Walesa Waits on Threat to Dismiss Parliament

WARSAW -- President Lech Walesa, holding fire on a threat to dissolve parliament and in effect giving the ruling leftist coalition some breathing space, appeared Tuesday to be waiting for the government itself to propose radical cabinet changes.

Walesa's spokesman, Leszek Spalinski, told reporters that the president might wait until next week before adopting "radical measures."

"I think the president has given time for decisions ... which should be made by the end of this week or early next week," Spalinski said.

On Monday, Walesa, who regards himself as the guardian of the free post-communist order he helped to create as head of the Solidarity trade union through the 1980s, held a tense meeting with parliament's top officials.

Some commentators expected him at that point to declare he would wind up the left-dominated legislature.
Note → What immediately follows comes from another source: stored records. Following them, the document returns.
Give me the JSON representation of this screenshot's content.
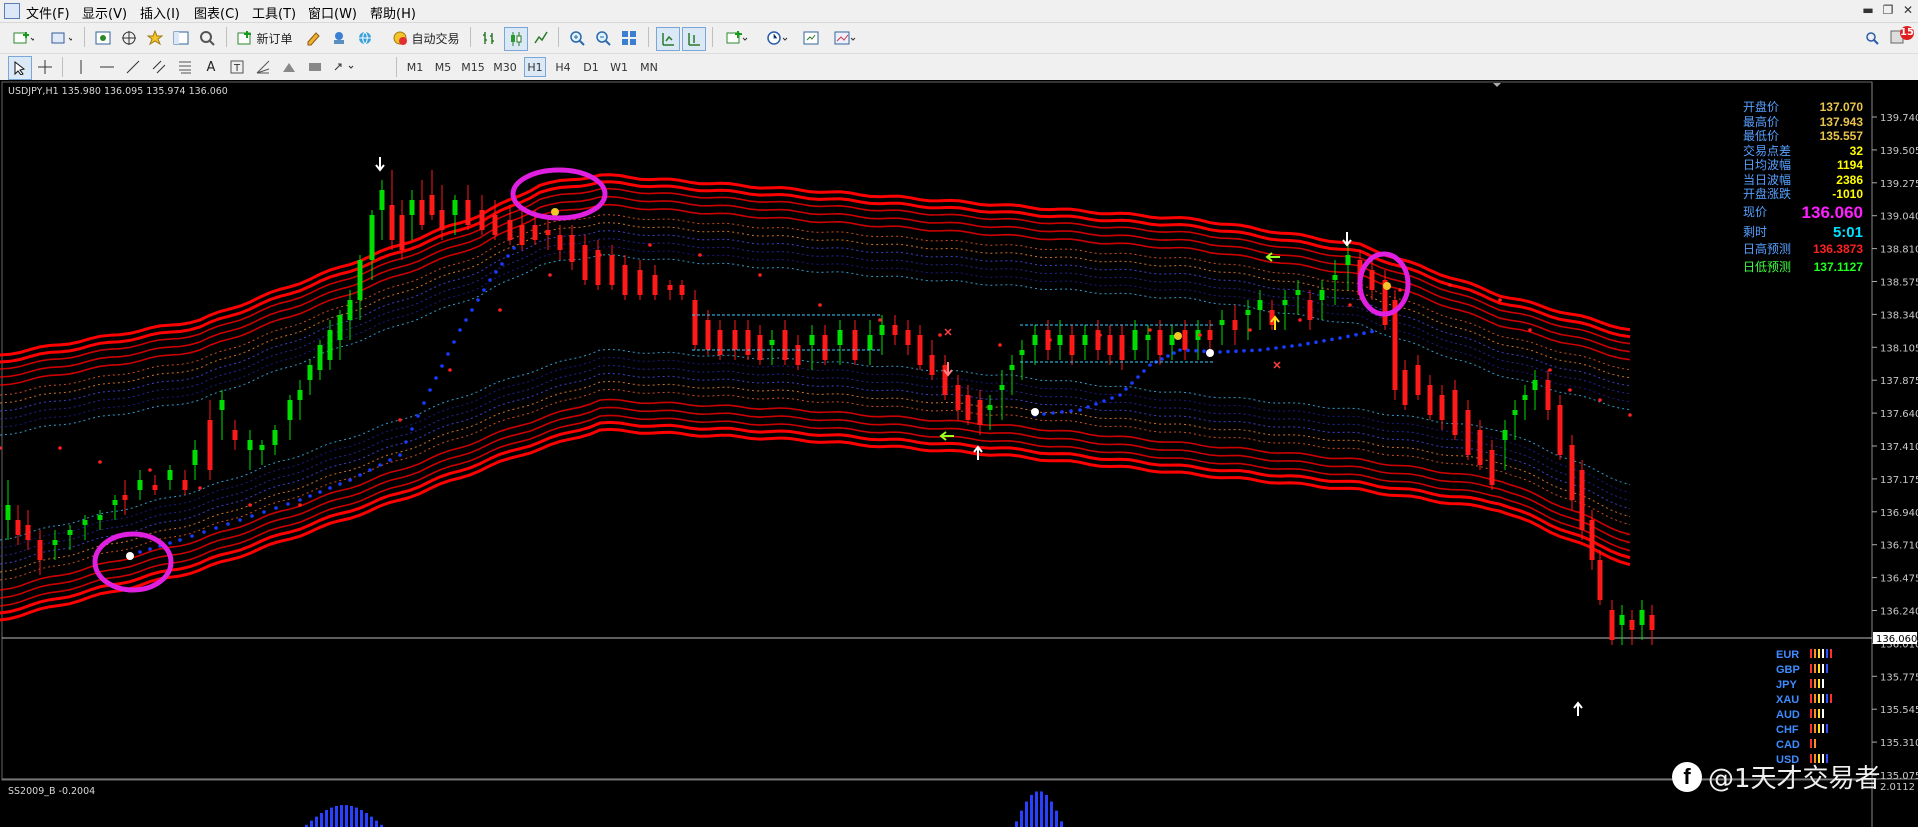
{
  "menu": {
    "items": [
      "文件(F)",
      "显示(V)",
      "插入(I)",
      "图表(C)",
      "工具(T)",
      "窗口(W)",
      "帮助(H)"
    ],
    "window_controls": [
      "minimize-icon",
      "restore-icon",
      "close-icon"
    ]
  },
  "toolbar1": {
    "new_order_label": "新订单",
    "auto_trade_label": "自动交易",
    "alert_badge": "15"
  },
  "toolbar2": {
    "timeframes": [
      "M1",
      "M5",
      "M15",
      "M30",
      "H1",
      "H4",
      "D1",
      "W1",
      "MN"
    ],
    "active_timeframe": "H1"
  },
  "chart": {
    "symbol_label": "USDJPY,H1  135.980 136.095 135.974 136.060",
    "current_price_tag": "136.060",
    "price_ticks": [
      "139.740",
      "139.505",
      "139.275",
      "139.040",
      "138.810",
      "138.575",
      "138.340",
      "138.105",
      "137.875",
      "137.640",
      "137.410",
      "137.175",
      "136.940",
      "136.710",
      "136.475",
      "136.240",
      "136.010",
      "135.775",
      "135.545",
      "135.310",
      "135.075"
    ],
    "indicator_label": "SS2009_B -0.2004",
    "indicator_value": "2.0112",
    "colors": {
      "bull_candle": "#00dd00",
      "bear_candle": "#ff1a1a",
      "band": "#ff0000",
      "highlight_circle": "#e020e0",
      "blue_dots": "#1a3cff"
    }
  },
  "info_panel": {
    "rows": [
      {
        "label": "开盘价",
        "value": "137.070",
        "color": "#e8c44a"
      },
      {
        "label": "最高价",
        "value": "137.943",
        "color": "#e8c44a"
      },
      {
        "label": "最低价",
        "value": "135.557",
        "color": "#e8c44a"
      },
      {
        "label": "交易点差",
        "value": "32",
        "color": "#ffff00"
      },
      {
        "label": "日均波幅",
        "value": "1194",
        "color": "#ffff00"
      },
      {
        "label": "当日波幅",
        "value": "2386",
        "color": "#ffff00"
      },
      {
        "label": "开盘涨跌",
        "value": "-1010",
        "color": "#ffff00"
      }
    ],
    "current_label": "现价",
    "current_value": "136.060",
    "time_label": "剩时",
    "time_value": "5:01",
    "high_forecast_label": "日高预测",
    "high_forecast_value": "136.3873",
    "low_forecast_label": "日低预测",
    "low_forecast_value": "137.1127"
  },
  "currency_strength": [
    "EUR",
    "GBP",
    "JPY",
    "XAU",
    "AUD",
    "CHF",
    "CAD",
    "USD"
  ],
  "watermark": "@1天才交易者"
}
But instead Walesa reiterated his threats and said he would carry them out only if Prime Minister Waldemar Pawlak kept his job and the cabinet remained unchanged.

Walesa says that Pawlak is stalling market reforms begun after the fall of communism in 1989 and that several of his ministers have been involved in scandal. Pawlak, who heads the Polish Peasant Party, the coalition's smaller grouping, stands by his record and has refused to go.
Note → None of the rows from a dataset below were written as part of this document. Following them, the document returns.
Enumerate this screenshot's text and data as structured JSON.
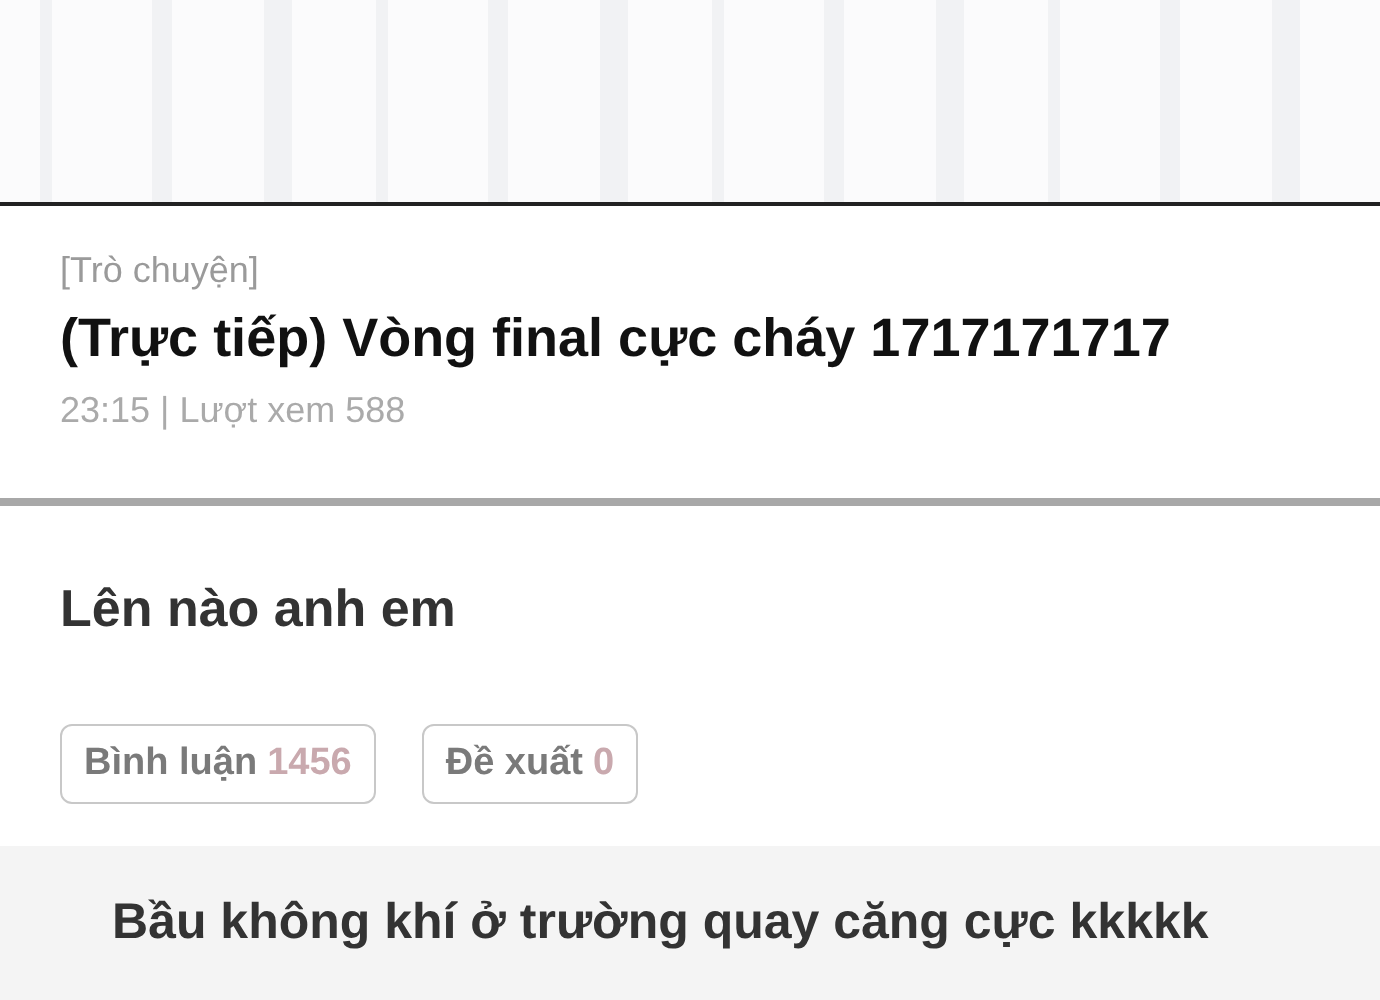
{
  "header": {
    "category": "[Trò chuyện]",
    "title": "(Trực tiếp) Vòng final cực cháy 1717171717",
    "meta": "23:15 | Lượt xem 588"
  },
  "post": {
    "text": "Lên nào anh em"
  },
  "actions": [
    {
      "label": "Bình luận",
      "count": "1456"
    },
    {
      "label": "Đề xuất",
      "count": "0"
    }
  ],
  "comment": {
    "text": "Bầu không khí ở trường quay căng cực kkkkk"
  }
}
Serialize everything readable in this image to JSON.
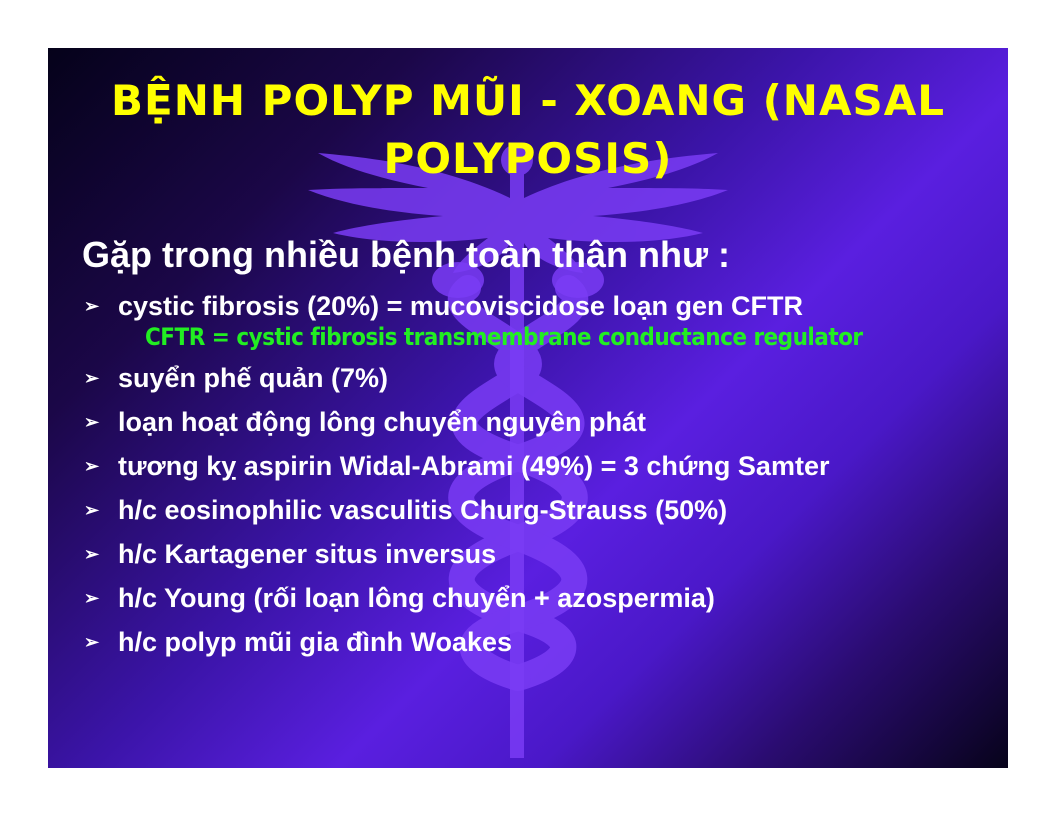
{
  "slide": {
    "title_lines": [
      "BỆNH POLYP MŨI - XOANG (NASAL",
      "POLYPOSIS)"
    ],
    "lead": "Gặp trong nhiều bệnh toàn thân như :",
    "bullet_glyph": "➢",
    "items": [
      {
        "text": "cystic fibrosis (20%) = mucoviscidose loạn gen CFTR",
        "sub": "CFTR = cystic fibrosis transmembrane conductance regulator"
      },
      {
        "text": "suyển phế quản (7%)"
      },
      {
        "text": "loạn hoạt động lông chuyển nguyên phát"
      },
      {
        "text": "tương kỵ aspirin Widal-Abrami (49%) = 3 chứng Samter"
      },
      {
        "text": "h/c eosinophilic vasculitis Churg-Strauss (50%)"
      },
      {
        "text": "h/c Kartagener  situs inversus"
      },
      {
        "text": "h/c Young (rối loạn lông chuyển + azospermia)"
      },
      {
        "text": "h/c polyp mũi gia đình Woakes"
      }
    ],
    "colors": {
      "title": "#ffff00",
      "body": "#ffffff",
      "highlight": "#22ee22",
      "background_center": "#5a1fe0",
      "background_edge": "#05021a",
      "emblem": "#7a3cf5"
    },
    "emblem_icon": "caduceus-icon"
  }
}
Spalinski said the president might accept either a new cabinet headed by the leader of the coalition's bigger partner, Aleksander Kwasniewski, or a non-party government of experts -- a proposal made by opposition groups.

Kwasniewski, chairman of the Democratic Left Alliance, a party headed by former communists turned social democrats, has said he is ready to take the top job.
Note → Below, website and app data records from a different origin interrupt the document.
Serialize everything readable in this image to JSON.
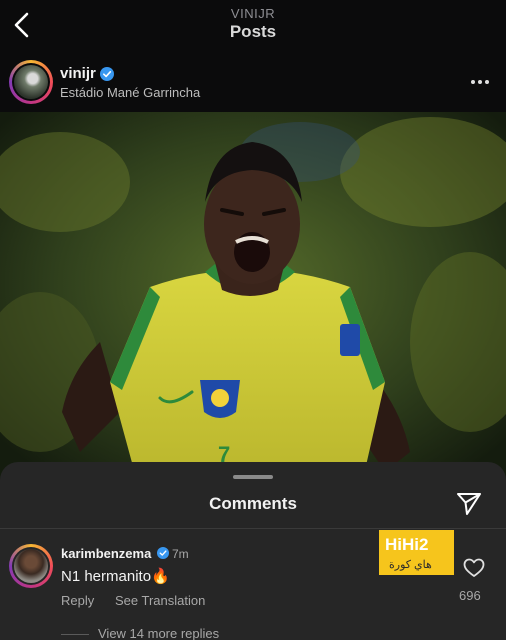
{
  "header": {
    "username": "VINIJR",
    "title": "Posts"
  },
  "post": {
    "author": "vinijr",
    "location": "Estádio Mané Garrincha",
    "jersey_number": "7"
  },
  "comments_sheet": {
    "title": "Comments",
    "comment": {
      "author": "karimbenzema",
      "time": "7m",
      "text": "N1 hermanito🔥",
      "reply_label": "Reply",
      "translate_label": "See Translation",
      "like_count": "696",
      "view_replies_label": "View 14 more replies"
    }
  },
  "watermark": {
    "brand": "HiHi2",
    "arabic": "هاي كورة"
  },
  "colors": {
    "verified": "#3897f0",
    "jersey": "#d4d13a",
    "sheet_bg": "#262626"
  }
}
Spalinski said the president would unblock the country's 1995 budget if the coalition decided to change the government. Walesa has not signed the budget and has challenged its constitutionality in court.

He says the fact that approval of the budget has been delayed beyond a constitutional deadline gives him a legal reason to dismiss parliament and call new elections.

The government and most parliamentarians dispute this legal interpretation and say Walesa is irresponsibly using the budget to blackmail them into dropping Pawlak.

They say Walesa's real concern is to boost his popularity before presidential elections scheduled late this year.